> **What the task asks**
Read through the data, and wherever a line holds the word "JSON", write that line out.

> **Dataset records**

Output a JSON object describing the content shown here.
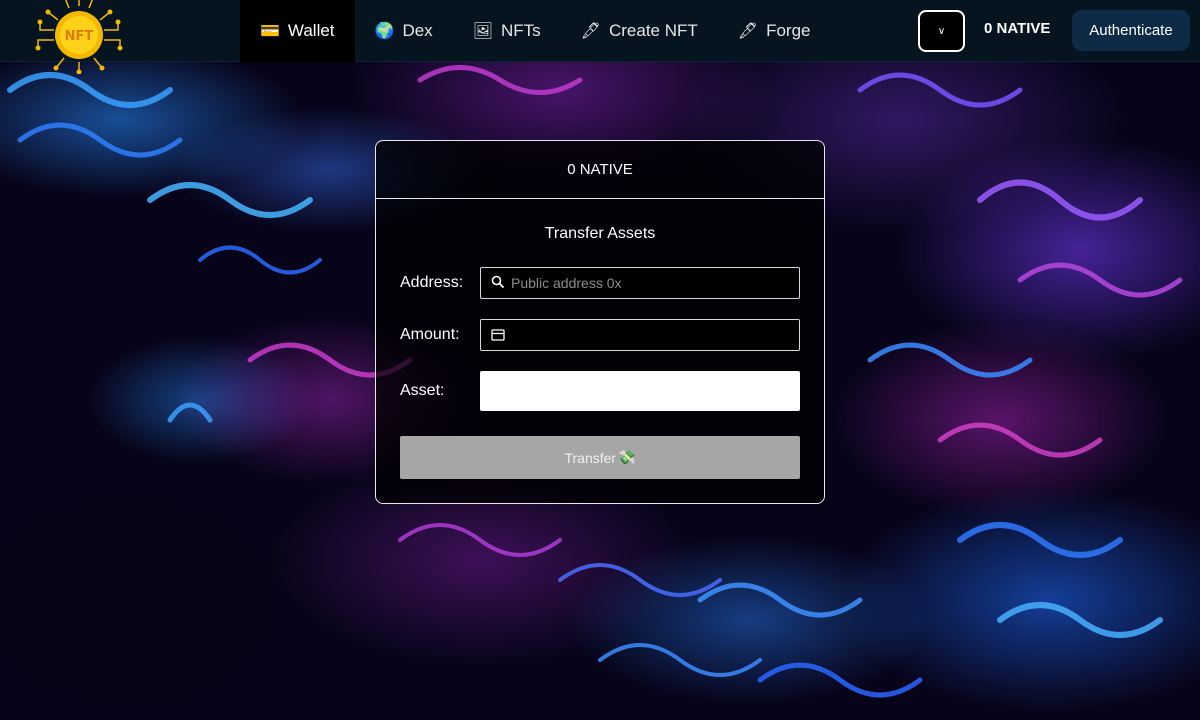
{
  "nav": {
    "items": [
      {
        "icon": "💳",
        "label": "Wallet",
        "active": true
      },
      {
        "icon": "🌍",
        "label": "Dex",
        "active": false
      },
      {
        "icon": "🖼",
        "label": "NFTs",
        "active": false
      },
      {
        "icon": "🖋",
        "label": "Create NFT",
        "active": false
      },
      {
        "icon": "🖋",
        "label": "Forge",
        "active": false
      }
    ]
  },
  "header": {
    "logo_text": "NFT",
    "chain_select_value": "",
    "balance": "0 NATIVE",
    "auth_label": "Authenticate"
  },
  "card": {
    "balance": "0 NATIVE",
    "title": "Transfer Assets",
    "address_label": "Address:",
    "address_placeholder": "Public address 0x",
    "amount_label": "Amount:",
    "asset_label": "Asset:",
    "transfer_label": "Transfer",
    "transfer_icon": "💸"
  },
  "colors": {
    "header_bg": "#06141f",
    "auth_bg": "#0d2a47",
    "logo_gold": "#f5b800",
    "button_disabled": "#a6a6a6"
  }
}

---

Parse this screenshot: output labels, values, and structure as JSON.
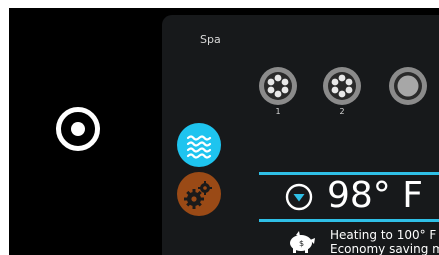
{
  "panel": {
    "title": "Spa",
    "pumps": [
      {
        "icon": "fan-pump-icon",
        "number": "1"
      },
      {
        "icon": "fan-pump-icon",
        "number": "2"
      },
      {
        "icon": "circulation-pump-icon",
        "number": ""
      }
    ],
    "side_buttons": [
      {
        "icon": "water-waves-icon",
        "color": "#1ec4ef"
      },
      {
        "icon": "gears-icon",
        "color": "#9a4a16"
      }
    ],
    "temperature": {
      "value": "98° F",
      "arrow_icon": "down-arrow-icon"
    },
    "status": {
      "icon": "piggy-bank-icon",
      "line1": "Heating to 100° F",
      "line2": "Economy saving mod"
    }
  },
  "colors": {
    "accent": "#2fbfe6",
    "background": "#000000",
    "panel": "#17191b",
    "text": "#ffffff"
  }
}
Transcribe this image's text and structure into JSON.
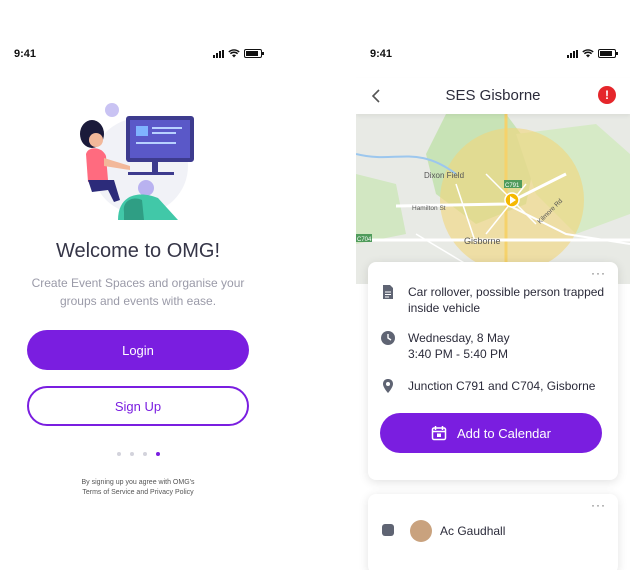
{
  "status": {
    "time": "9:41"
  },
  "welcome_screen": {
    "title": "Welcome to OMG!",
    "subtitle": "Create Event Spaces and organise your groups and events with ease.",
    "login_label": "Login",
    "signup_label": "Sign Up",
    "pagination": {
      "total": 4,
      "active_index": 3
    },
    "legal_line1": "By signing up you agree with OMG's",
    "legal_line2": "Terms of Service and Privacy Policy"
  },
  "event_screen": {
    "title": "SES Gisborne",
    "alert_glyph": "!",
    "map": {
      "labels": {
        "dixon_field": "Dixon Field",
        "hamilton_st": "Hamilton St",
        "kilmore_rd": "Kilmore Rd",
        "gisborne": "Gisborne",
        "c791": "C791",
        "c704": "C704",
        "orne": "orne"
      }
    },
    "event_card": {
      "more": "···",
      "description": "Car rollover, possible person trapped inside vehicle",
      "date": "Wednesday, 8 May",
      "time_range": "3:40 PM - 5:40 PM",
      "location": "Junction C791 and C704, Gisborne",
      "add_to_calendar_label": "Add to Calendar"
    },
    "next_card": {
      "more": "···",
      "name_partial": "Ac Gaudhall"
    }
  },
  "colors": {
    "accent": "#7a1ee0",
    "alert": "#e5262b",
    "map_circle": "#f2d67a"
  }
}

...

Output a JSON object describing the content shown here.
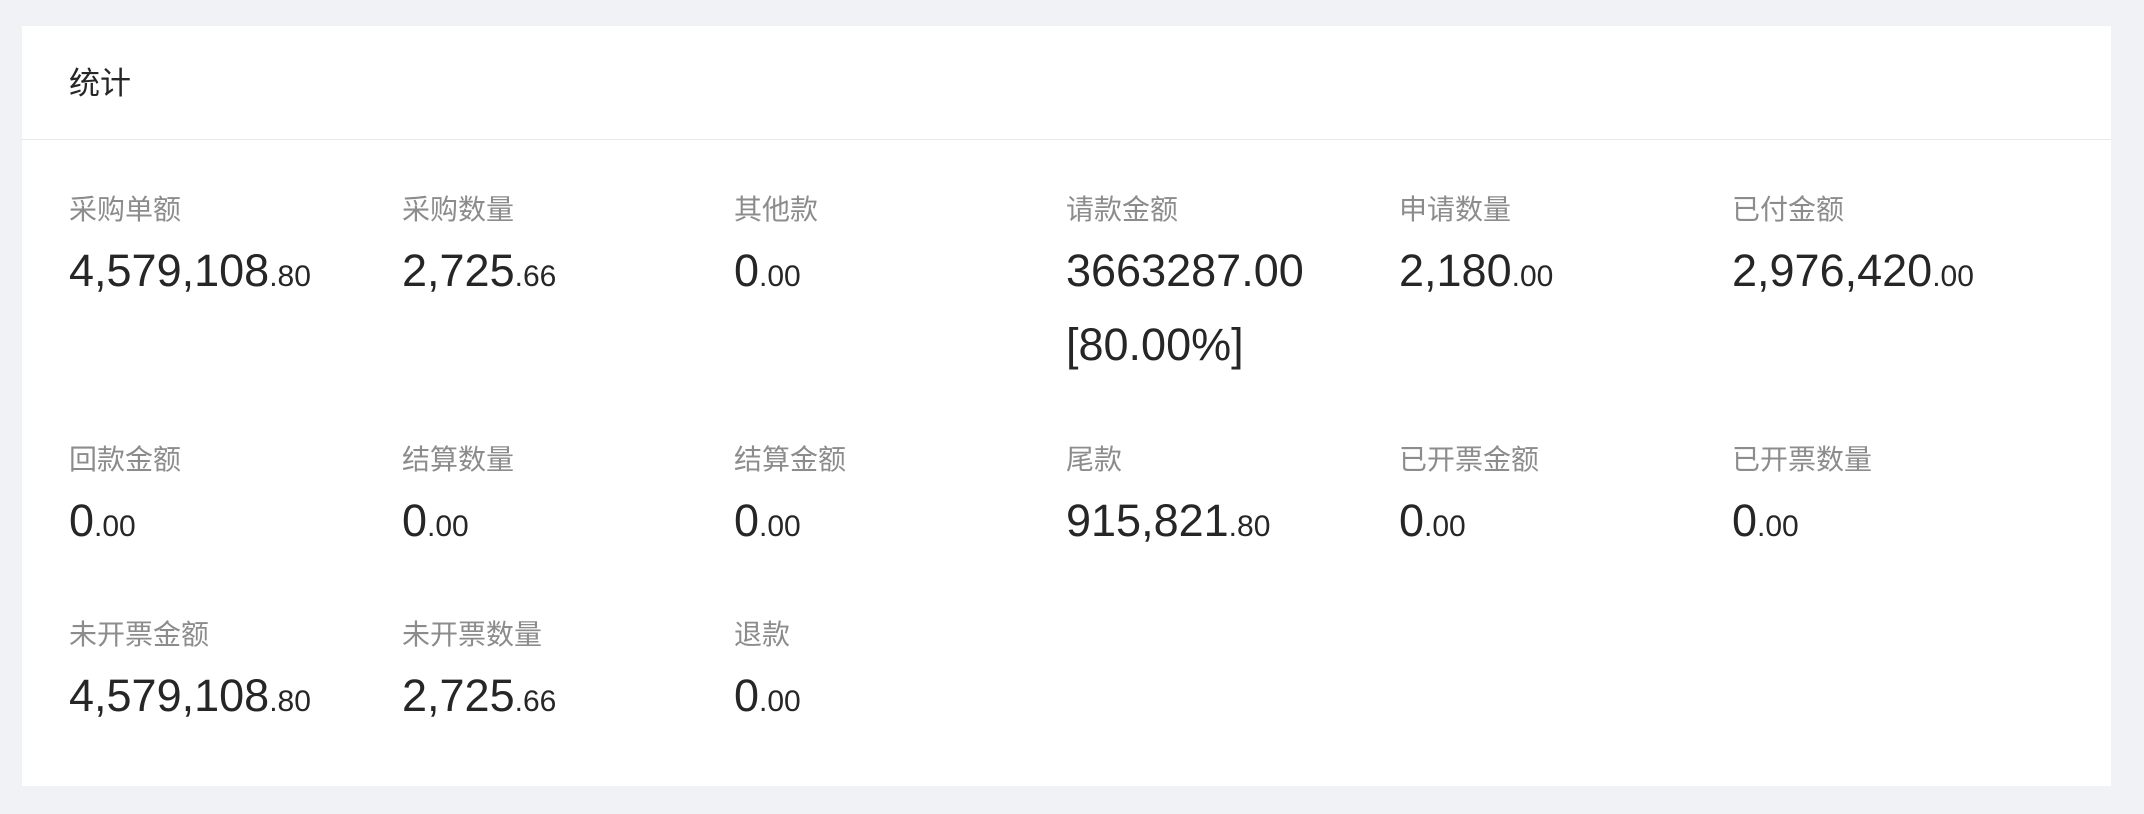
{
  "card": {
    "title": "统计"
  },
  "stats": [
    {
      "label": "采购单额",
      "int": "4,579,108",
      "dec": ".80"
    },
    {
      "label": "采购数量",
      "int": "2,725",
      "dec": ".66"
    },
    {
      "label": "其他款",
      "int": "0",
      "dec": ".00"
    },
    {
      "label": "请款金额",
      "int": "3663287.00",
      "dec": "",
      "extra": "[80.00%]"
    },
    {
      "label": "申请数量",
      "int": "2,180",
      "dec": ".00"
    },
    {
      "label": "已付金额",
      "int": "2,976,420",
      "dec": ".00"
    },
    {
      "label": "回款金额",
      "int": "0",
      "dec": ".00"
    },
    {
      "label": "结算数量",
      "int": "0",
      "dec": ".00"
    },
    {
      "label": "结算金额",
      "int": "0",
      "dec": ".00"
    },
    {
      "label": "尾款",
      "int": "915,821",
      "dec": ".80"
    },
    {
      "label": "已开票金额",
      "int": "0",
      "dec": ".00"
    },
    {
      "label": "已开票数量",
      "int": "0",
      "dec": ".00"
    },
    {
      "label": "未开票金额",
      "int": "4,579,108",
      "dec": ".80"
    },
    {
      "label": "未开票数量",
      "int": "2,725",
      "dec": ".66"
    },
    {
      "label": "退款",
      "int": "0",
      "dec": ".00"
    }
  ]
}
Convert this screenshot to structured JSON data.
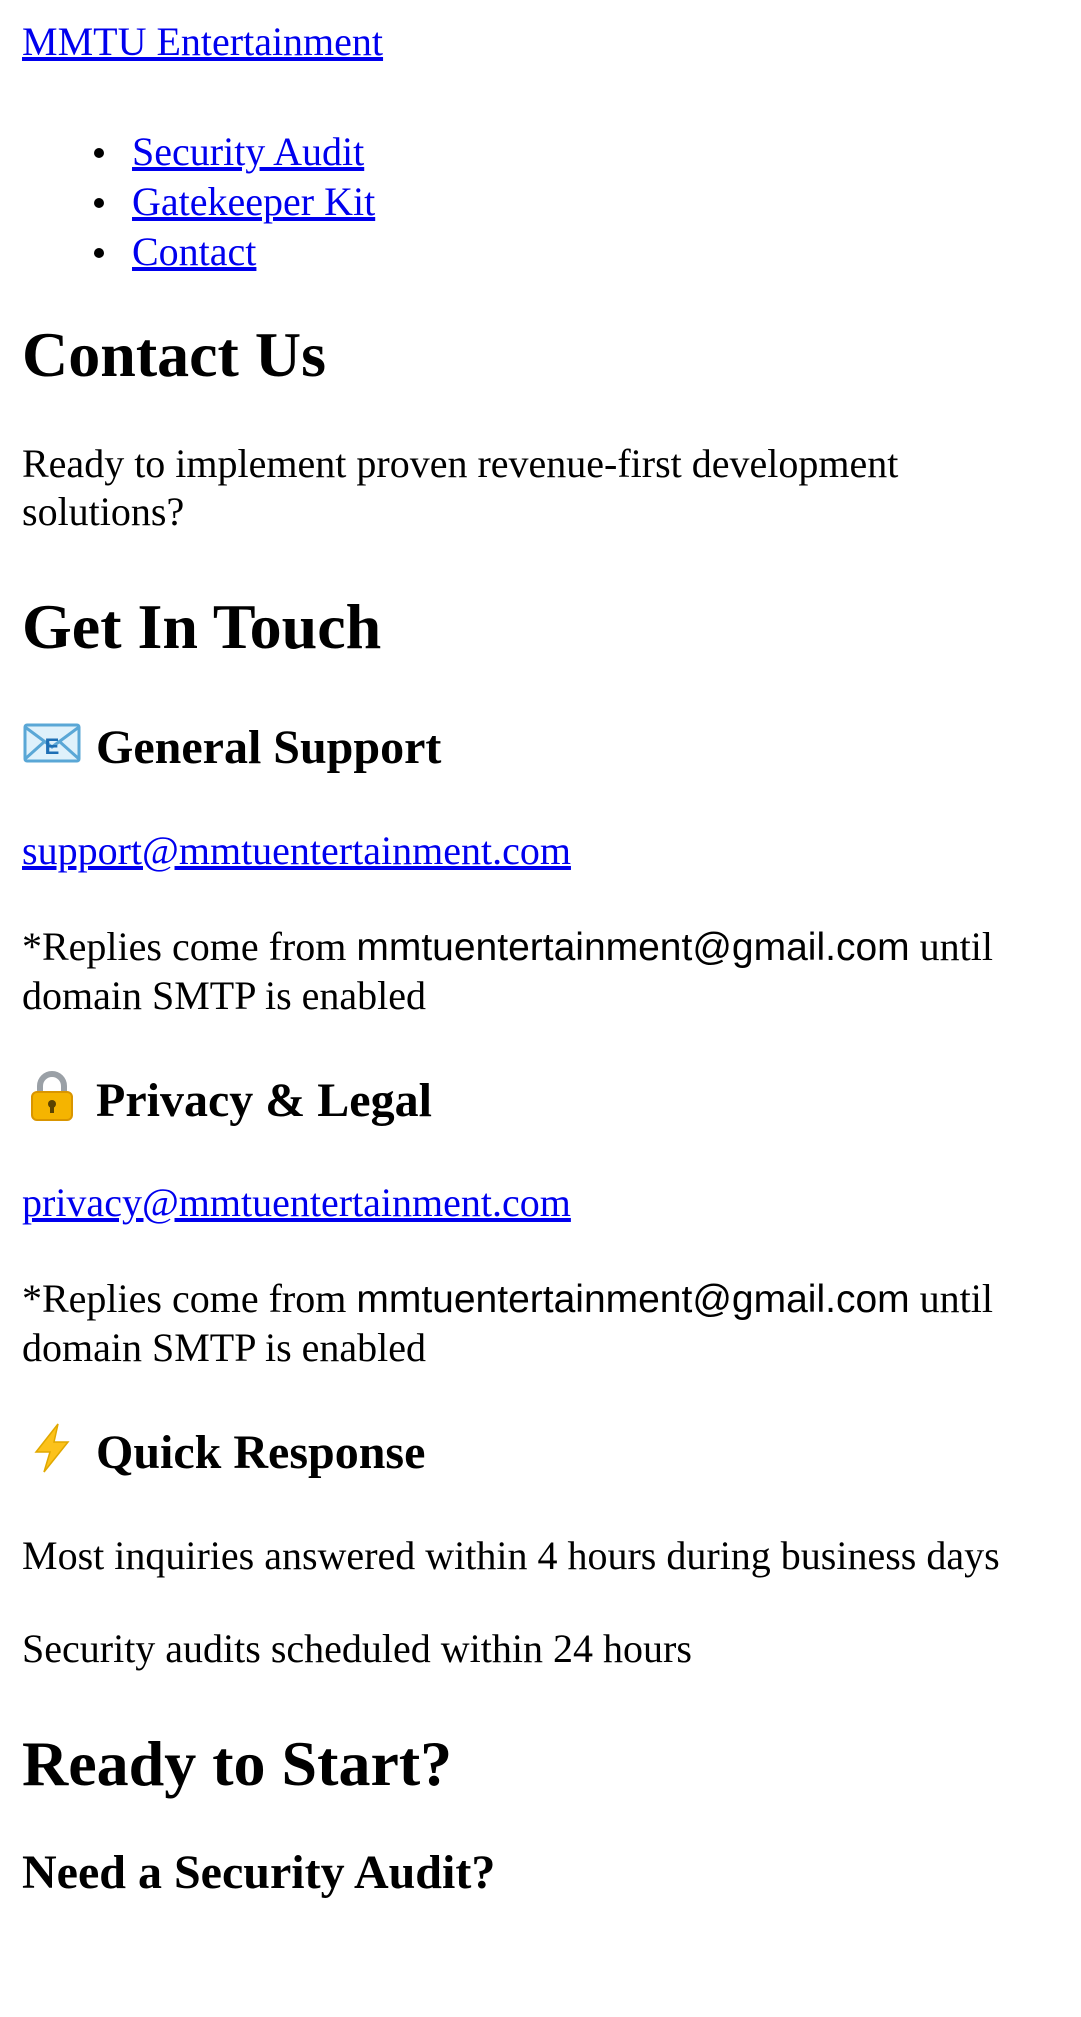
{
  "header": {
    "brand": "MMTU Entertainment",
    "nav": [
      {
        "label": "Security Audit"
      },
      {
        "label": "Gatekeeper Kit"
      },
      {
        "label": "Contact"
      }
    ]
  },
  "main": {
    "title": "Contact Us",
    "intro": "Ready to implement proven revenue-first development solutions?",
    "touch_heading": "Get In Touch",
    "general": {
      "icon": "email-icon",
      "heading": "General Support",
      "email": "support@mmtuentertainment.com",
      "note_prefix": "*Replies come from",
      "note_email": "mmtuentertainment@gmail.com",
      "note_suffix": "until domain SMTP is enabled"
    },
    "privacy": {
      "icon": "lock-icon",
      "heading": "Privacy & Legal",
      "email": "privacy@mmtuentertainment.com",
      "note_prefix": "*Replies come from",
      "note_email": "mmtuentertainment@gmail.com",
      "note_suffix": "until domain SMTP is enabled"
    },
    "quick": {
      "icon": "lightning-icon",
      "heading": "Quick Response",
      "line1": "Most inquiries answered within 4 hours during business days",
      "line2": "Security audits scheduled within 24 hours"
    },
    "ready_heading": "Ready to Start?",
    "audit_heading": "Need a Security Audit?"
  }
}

> **Answer to this exercise**
Output a JSON object describing the content shown here.
Parse this screenshot: output labels, values, and structure as JSON.
Transcribe this image's text and structure into JSON.
Output a JSON object describing the content shown here.
Convert this screenshot to structured JSON data.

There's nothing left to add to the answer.